November 19, 2009: Philadelphia Area Seminar on the History of Mathematics
Independent scholar Shelley Costa compares the careers of l'Hopital, du Chatelet, and Agnesi in "Throwing the book at mathematical talent." This monthly seminar meets at Villanova University in Villanova, PA, usually on a Thursday at 6 p.m., and begins with a light dinner.
November 20-21, 2009: MAA Northeastern Section Fall Meeting, Springfield, MA
Invited speaker Fernando Gouvea delivers the Christie Lecture on "The Dedekind Move in History and in the Classroom" at 9 am on Sat., Nov. 21, at Western New England College. The conference runs from 3 pm, Fri., Nov. 20 to 4:30 pm Sat., Nov. 21.

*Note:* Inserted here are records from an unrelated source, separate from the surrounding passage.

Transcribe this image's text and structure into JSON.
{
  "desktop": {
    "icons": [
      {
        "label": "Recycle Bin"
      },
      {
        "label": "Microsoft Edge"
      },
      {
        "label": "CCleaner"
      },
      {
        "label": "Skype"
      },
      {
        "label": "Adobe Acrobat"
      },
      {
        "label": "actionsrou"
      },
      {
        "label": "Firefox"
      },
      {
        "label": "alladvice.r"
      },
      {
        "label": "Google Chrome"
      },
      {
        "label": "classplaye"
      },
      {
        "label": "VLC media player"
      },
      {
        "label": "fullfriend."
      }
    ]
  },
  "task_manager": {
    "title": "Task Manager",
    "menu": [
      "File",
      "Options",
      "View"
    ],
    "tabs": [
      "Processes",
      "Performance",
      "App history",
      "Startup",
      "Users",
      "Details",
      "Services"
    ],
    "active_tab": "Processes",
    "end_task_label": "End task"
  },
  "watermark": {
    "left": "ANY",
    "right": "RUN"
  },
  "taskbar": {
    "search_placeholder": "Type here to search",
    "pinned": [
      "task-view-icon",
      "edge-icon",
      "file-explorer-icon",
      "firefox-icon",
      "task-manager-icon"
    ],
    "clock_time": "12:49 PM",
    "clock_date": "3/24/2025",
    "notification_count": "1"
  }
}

November 21, 2009: Motivations for Mathematics, London, England
An afternoon of talks in the Smith Centre of the Science Museum, Exhibition Road, London, by Robin Wilson, Allan Chapman (on "Mathematics, power, and peace: How navigators, surveyors, and instrument-makers laid out the world"), Snezana Lawrence, and David Singmaster.
November 26–28, 2009: Congress IX of the Italian Society of History of Mathematics, Perugia, Italy
The main themes of the conference, to be held at the University of Perugia, will be Mathematics in the Renaissance and Mathematics in the 20th Century. Organizer is Maria Clara Nucci.
December 5–7, 2009: Canadian Mathematical Society Meeting, Windsor, Ontario
The annual Winter Meeting of the Canadian Mathematical Society, to be held at the University of Windsor in Windsor, Ontario, will include a session on History and Philosophy of Mathematics organized by Tom Archibald.
December 10, 2009: Philadelphia Area Seminar on the History of Mathematics
Scheduled speaker is John W. Dawson on "Development of Compactness." This monthly seminar meets at Villanova University in Villanova, PA, usually on a Thursday at 6 p.m., and begins with a light dinner.
December 12, 2009: BSHM Special December Lecture, London, England
Sponsored by the British Society for the History of Mathematics, Volker R. Remmert, Mainz University, presents “Visual representations of the mathematical sciences in the early modern period” at 2 pm on Saturday, December 12, 2009 in the Hardy Room, London Mathematical Society, De Morgan House, 57-58 Russell Square, London.
December 16-18, 2009: Conference on Numeracy, Oxford, England
The full title of this conference, to be held at St. Anne's College, Oxford, is Numeracy: Historical, Philosophical, and Educational Perspectives.
For Future Mathematics History Events: Convergence Calendar